Data for this exercise:
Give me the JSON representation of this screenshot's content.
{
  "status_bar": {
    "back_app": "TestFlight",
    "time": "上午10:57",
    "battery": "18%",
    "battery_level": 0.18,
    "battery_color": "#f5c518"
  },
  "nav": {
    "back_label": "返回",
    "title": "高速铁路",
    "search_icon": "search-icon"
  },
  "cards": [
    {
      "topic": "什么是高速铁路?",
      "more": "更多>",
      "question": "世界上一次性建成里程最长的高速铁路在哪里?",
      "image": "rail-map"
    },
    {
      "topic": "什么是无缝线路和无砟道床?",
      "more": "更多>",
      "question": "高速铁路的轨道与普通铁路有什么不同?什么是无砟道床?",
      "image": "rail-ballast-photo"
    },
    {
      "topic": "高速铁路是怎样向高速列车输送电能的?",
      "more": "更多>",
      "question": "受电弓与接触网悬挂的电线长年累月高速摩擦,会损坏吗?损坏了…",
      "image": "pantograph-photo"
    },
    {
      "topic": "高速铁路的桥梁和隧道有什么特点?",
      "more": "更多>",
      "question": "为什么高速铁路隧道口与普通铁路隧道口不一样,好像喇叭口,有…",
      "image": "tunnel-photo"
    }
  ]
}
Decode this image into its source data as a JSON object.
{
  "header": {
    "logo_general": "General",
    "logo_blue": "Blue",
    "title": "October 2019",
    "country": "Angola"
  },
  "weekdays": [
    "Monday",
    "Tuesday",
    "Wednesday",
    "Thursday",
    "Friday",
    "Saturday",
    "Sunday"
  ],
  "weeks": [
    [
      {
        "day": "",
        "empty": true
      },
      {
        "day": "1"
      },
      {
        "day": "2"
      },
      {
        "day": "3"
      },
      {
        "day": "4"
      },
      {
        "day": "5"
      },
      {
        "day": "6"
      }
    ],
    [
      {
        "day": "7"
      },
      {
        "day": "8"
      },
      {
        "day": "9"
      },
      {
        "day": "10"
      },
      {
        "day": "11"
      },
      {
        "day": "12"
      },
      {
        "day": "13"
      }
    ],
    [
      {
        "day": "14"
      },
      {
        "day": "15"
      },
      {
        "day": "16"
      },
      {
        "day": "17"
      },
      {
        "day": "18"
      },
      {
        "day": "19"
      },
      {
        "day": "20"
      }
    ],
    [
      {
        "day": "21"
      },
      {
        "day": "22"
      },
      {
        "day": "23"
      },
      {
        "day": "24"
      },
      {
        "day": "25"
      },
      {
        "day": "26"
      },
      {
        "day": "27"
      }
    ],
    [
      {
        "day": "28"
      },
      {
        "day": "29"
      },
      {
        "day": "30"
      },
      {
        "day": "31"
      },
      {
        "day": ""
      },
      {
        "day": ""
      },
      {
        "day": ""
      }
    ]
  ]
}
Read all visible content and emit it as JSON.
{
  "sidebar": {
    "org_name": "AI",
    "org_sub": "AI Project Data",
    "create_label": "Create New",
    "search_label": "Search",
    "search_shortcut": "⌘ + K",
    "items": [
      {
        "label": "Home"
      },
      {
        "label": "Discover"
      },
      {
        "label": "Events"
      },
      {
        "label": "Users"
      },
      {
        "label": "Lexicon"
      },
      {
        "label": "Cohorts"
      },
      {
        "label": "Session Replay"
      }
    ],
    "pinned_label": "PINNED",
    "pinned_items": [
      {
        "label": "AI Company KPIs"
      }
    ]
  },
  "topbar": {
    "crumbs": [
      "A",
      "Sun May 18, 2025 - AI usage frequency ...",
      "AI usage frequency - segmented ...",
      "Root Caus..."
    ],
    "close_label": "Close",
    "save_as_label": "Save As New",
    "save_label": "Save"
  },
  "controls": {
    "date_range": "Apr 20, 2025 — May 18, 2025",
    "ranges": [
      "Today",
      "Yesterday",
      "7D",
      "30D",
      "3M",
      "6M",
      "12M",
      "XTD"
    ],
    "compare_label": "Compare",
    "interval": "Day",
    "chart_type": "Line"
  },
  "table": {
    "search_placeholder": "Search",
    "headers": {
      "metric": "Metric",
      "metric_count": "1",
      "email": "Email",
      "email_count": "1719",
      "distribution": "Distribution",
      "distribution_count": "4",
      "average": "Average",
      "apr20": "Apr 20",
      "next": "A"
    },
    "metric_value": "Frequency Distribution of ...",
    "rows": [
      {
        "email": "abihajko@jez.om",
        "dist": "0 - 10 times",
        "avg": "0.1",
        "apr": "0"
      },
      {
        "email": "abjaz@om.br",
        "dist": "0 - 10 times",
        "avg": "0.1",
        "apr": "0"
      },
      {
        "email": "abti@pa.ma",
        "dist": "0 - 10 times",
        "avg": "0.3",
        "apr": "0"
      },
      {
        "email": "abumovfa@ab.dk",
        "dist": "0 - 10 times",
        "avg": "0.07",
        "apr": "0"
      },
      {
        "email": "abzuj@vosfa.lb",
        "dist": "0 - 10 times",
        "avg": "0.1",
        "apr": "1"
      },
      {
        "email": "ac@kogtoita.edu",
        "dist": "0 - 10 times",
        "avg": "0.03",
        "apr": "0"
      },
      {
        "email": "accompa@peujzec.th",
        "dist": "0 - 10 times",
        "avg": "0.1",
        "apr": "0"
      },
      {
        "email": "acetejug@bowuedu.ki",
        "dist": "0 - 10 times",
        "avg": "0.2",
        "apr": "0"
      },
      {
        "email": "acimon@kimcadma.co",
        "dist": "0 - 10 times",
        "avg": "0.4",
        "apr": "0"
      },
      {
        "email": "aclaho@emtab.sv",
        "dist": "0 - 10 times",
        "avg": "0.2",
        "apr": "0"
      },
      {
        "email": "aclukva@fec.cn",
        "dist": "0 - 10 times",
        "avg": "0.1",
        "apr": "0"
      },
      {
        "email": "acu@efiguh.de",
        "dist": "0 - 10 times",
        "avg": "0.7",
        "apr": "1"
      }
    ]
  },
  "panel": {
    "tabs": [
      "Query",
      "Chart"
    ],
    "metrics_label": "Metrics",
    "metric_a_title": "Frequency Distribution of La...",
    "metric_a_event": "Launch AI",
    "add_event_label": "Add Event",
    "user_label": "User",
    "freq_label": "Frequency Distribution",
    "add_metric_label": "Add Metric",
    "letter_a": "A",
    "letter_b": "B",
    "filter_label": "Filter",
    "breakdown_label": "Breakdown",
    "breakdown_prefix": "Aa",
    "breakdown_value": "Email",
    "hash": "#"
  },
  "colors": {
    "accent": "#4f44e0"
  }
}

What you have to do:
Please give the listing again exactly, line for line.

Solution:
Give me the JSON representation of this screenshot's content.
{
  "status_bar": {
    "back_app": "TestFlight",
    "time": "上午10:57",
    "battery": "18%",
    "battery_level": 0.18,
    "battery_color": "#f5c518"
  },
  "nav": {
    "back_label": "返回",
    "title": "高速铁路",
    "search_icon": "search-icon"
  },
  "cards": [
    {
      "topic": "什么是高速铁路?",
      "more": "更多>",
      "question": "世界上一次性建成里程最长的高速铁路在哪里?",
      "image": "rail-map"
    },
    {
      "topic": "什么是无缝线路和无砟道床?",
      "more": "更多>",
      "question": "高速铁路的轨道与普通铁路有什么不同?什么是无砟道床?",
      "image": "rail-ballast-photo"
    },
    {
      "topic": "高速铁路是怎样向高速列车输送电能的?",
      "more": "更多>",
      "question": "受电弓与接触网悬挂的电线长年累月高速摩擦,会损坏吗?损坏了…",
      "image": "pantograph-photo"
    },
    {
      "topic": "高速铁路的桥梁和隧道有什么特点?",
      "more": "更多>",
      "question": "为什么高速铁路隧道口与普通铁路隧道口不一样,好像喇叭口,有…",
      "image": "tunnel-photo"
    }
  ]
}
Decode this image into its source data as a JSON object.
{
  "header": {
    "logo_general": "General",
    "logo_blue": "Blue",
    "title": "October 2019",
    "country": "Angola"
  },
  "weekdays": [
    "Monday",
    "Tuesday",
    "Wednesday",
    "Thursday",
    "Friday",
    "Saturday",
    "Sunday"
  ],
  "weeks": [
    [
      {
        "day": "",
        "empty": true
      },
      {
        "day": "1"
      },
      {
        "day": "2"
      },
      {
        "day": "3"
      },
      {
        "day": "4"
      },
      {
        "day": "5"
      },
      {
        "day": "6"
      }
    ],
    [
      {
        "day": "7"
      },
      {
        "day": "8"
      },
      {
        "day": "9"
      },
      {
        "day": "10"
      },
      {
        "day": "11"
      },
      {
        "day": "12"
      },
      {
        "day": "13"
      }
    ],
    [
      {
        "day": "14"
      },
      {
        "day": "15"
      },
      {
        "day": "16"
      },
      {
        "day": "17"
      },
      {
        "day": "18"
      },
      {
        "day": "19"
      },
      {
        "day": "20"
      }
    ],
    [
      {
        "day": "21"
      },
      {
        "day": "22"
      },
      {
        "day": "23"
      },
      {
        "day": "24"
      },
      {
        "day": "25"
      },
      {
        "day": "26"
      },
      {
        "day": "27"
      }
    ],
    [
      {
        "day": "28"
      },
      {
        "day": "29"
      },
      {
        "day": "30"
      },
      {
        "day": "31"
      },
      {
        "day": ""
      },
      {
        "day": ""
      },
      {
        "day": ""
      }
    ]
  ]
}
Read all visible content and emit it as JSON.
{
  "sidebar": {
    "org_name": "AI",
    "org_sub": "AI Project Data",
    "create_label": "Create New",
    "search_label": "Search",
    "search_shortcut": "⌘ + K",
    "items": [
      {
        "label": "Home"
      },
      {
        "label": "Discover"
      },
      {
        "label": "Events"
      },
      {
        "label": "Users"
      },
      {
        "label": "Lexicon"
      },
      {
        "label": "Cohorts"
      },
      {
        "label": "Session Replay"
      }
    ],
    "pinned_label": "PINNED",
    "pinned_items": [
      {
        "label": "AI Company KPIs"
      }
    ]
  },
  "topbar": {
    "crumbs": [
      "A",
      "Sun May 18, 2025 - AI usage frequency ...",
      "AI usage frequency - segmented ...",
      "Root Caus..."
    ],
    "close_label": "Close",
    "save_as_label": "Save As New",
    "save_label": "Save"
  },
  "controls": {
    "date_range": "Apr 20, 2025 — May 18, 2025",
    "ranges": [
      "Today",
      "Yesterday",
      "7D",
      "30D",
      "3M",
      "6M",
      "12M",
      "XTD"
    ],
    "compare_label": "Compare",
    "interval": "Day",
    "chart_type": "Line"
  },
  "table": {
    "search_placeholder": "Search",
    "headers": {
      "metric": "Metric",
      "metric_count": "1",
      "email": "Email",
      "email_count": "1719",
      "distribution": "Distribution",
      "distribution_count": "4",
      "average": "Average",
      "apr20": "Apr 20",
      "next": "A"
    },
    "metric_value": "Frequency Distribution of ...",
    "rows": [
      {
        "email": "abihajko@jez.om",
        "dist": "0 - 10 times",
        "avg": "0.1",
        "apr": "0"
      },
      {
        "email": "abjaz@om.br",
        "dist": "0 - 10 times",
        "avg": "0.1",
        "apr": "0"
      },
      {
        "email": "abti@pa.ma",
        "dist": "0 - 10 times",
        "avg": "0.3",
        "apr": "0"
      },
      {
        "email": "abumovfa@ab.dk",
        "dist": "0 - 10 times",
        "avg": "0.07",
        "apr": "0"
      },
      {
        "email": "abzuj@vosfa.lb",
        "dist": "0 - 10 times",
        "avg": "0.1",
        "apr": "1"
      },
      {
        "email": "ac@kogtoita.edu",
        "dist": "0 - 10 times",
        "avg": "0.03",
        "apr": "0"
      },
      {
        "email": "accompa@peujzec.th",
        "dist": "0 - 10 times",
        "avg": "0.1",
        "apr": "0"
      },
      {
        "email": "acetejug@bowuedu.ki",
        "dist": "0 - 10 times",
        "avg": "0.2",
        "apr": "0"
      },
      {
        "email": "acimon@kimcadma.co",
        "dist": "0 - 10 times",
        "avg": "0.4",
        "apr": "0"
      },
      {
        "email": "aclaho@emtab.sv",
        "dist": "0 - 10 times",
        "avg": "0.2",
        "apr": "0"
      },
      {
        "email": "aclukva@fec.cn",
        "dist": "0 - 10 times",
        "avg": "0.1",
        "apr": "0"
      },
      {
        "email": "acu@efiguh.de",
        "dist": "0 - 10 times",
        "avg": "0.7",
        "apr": "1"
      }
    ]
  },
  "panel": {
    "tabs": [
      "Query",
      "Chart"
    ],
    "metrics_label": "Metrics",
    "metric_a_title": "Frequency Distribution of La...",
    "metric_a_event": "Launch AI",
    "add_event_label": "Add Event",
    "user_label": "User",
    "freq_label": "Frequency Distribution",
    "add_metric_label": "Add Metric",
    "letter_a": "A",
    "letter_b": "B",
    "filter_label": "Filter",
    "breakdown_label": "Breakdown",
    "breakdown_prefix": "Aa",
    "breakdown_value": "Email",
    "hash": "#"
  },
  "colors": {
    "accent": "#4f44e0"
  }
}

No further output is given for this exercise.